Bio-tech crops in babyfood, survey warns, Major brands admit to using modified products, activists saygreenspun.com : LUSENET : Current News - Homefront Preparations : One Thread
Oct. 29, 2002. 04:34 PM
A new survey of baby-food makers has found some of the biggest brand names contain genetically engineered ingredients that may be harmful to children, say Greenpeace and INFACT Canada.
The groups, which commissioned the survey to show that buyers of formula and other baby foods don't always know what they're getting, want companies to remove genetically modified substances from their products or at least include them in labelling.
"There should be zero tolerance for (genetically engineered) ingredients in baby food," Greenpeace Canada's Holly Penfound said Tuesday before the release of the survey.
Greenpeace and INFACT Canada, a mother and infant consumer rights group, asked various makers of formula, cereals, biscuits and other baby-food products to confirm whether they use genetically modified corn, soybeans and other ingredients.

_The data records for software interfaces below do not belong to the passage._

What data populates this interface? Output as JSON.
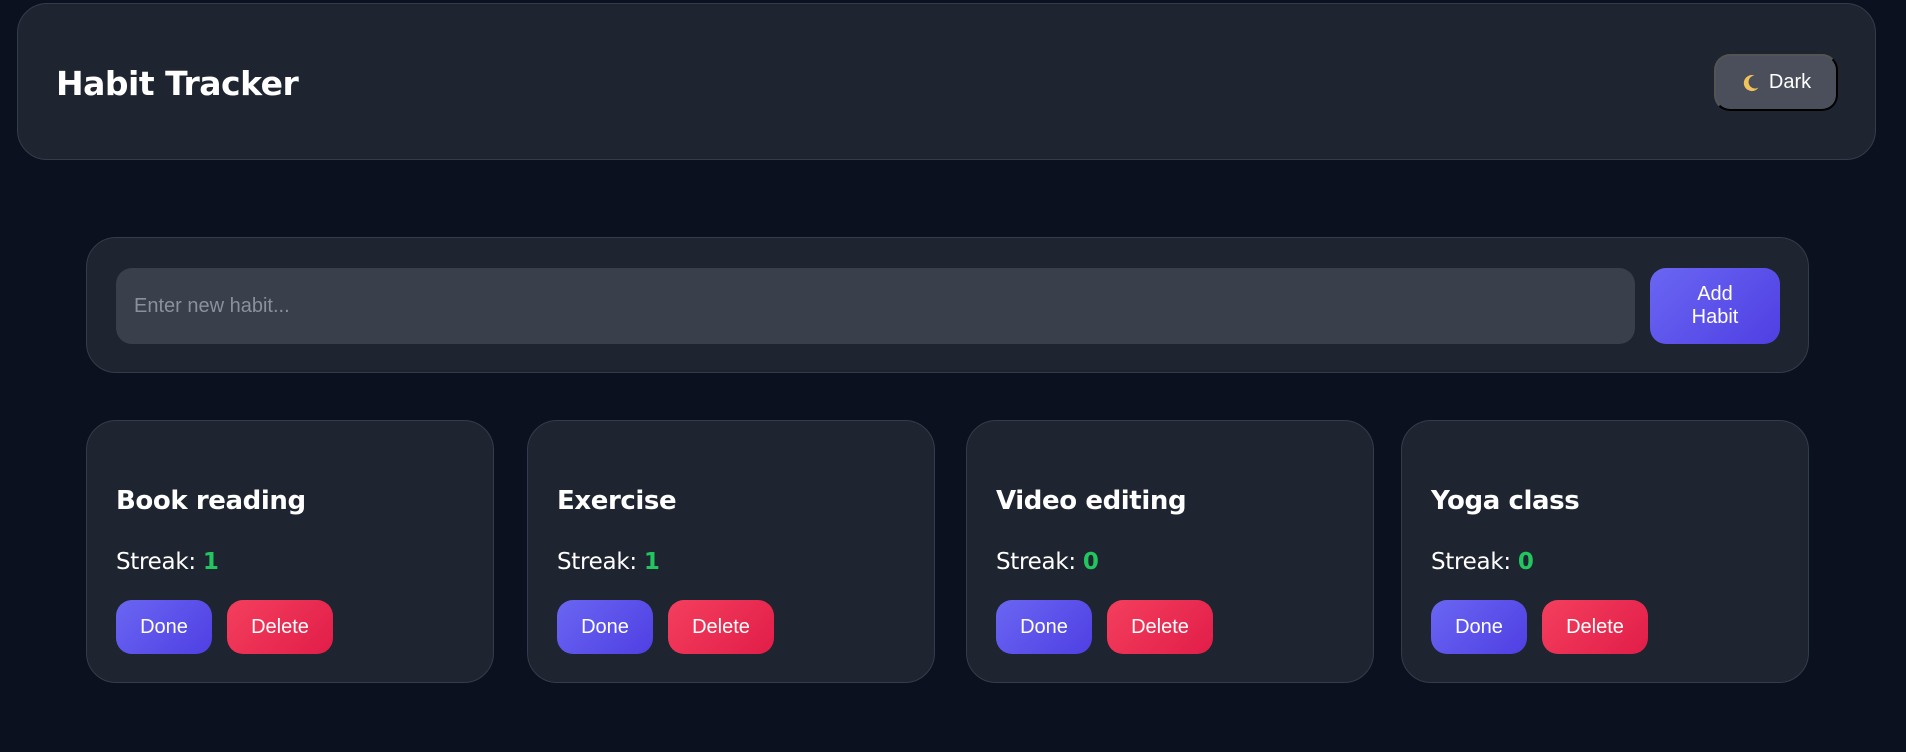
{
  "header": {
    "title": "Habit Tracker",
    "theme_toggle": {
      "icon": "moon-icon",
      "label": "Dark"
    }
  },
  "add_habit": {
    "placeholder": "Enter new habit...",
    "value": "",
    "button_label": "Add Habit"
  },
  "habits": [
    {
      "name": "Book reading",
      "streak_label": "Streak:",
      "streak": "1",
      "done_label": "Done",
      "delete_label": "Delete"
    },
    {
      "name": "Exercise",
      "streak_label": "Streak:",
      "streak": "1",
      "done_label": "Done",
      "delete_label": "Delete"
    },
    {
      "name": "Video editing",
      "streak_label": "Streak:",
      "streak": "0",
      "done_label": "Done",
      "delete_label": "Delete"
    },
    {
      "name": "Yoga class",
      "streak_label": "Streak:",
      "streak": "0",
      "done_label": "Done",
      "delete_label": "Delete"
    }
  ],
  "colors": {
    "background": "#0b111f",
    "panel": "#1f2431",
    "accent": "#5b52ec",
    "danger": "#ec2c52",
    "streak": "#22c55e"
  }
}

Those who commonly use such ingredients include Loblaws, Nestle, Mead Johnson, Kraft and Ross Products. Other companies, such as Earth's Best, Milupa, Healthy Times and Tiny Bites, said they've removed genetically modified ingredients from baby-food products.
The growing biotech industry says genetically manipulating crops such as corn, soybeans, tomatoes and potatoes result in higher yields.
Health Canada doesn't require that manufacturers label foods using such ingredients, although the food industry is involved in voluntary labelling. The federal agency also says the safety assessment of biotechnology-driven foods is rigorous.
"Our primary concern is to ensure the foods every Canadians eat are safe," Health Canada spokeswoman Margot Geduld said from Ottawa.
"These types of foods certainly undergo a thorough assessment before they are sold in Canada, and this includes ensuring they're safe for all segments of the population including children."
However, Greenpeace and INFACT Canada say various research suggests genetically engineered foods come with certain risks, including creating new toxins and allergens, and changing nutrition levels that can especially be harmful to young children.
-- Anonymous, October 29, 2002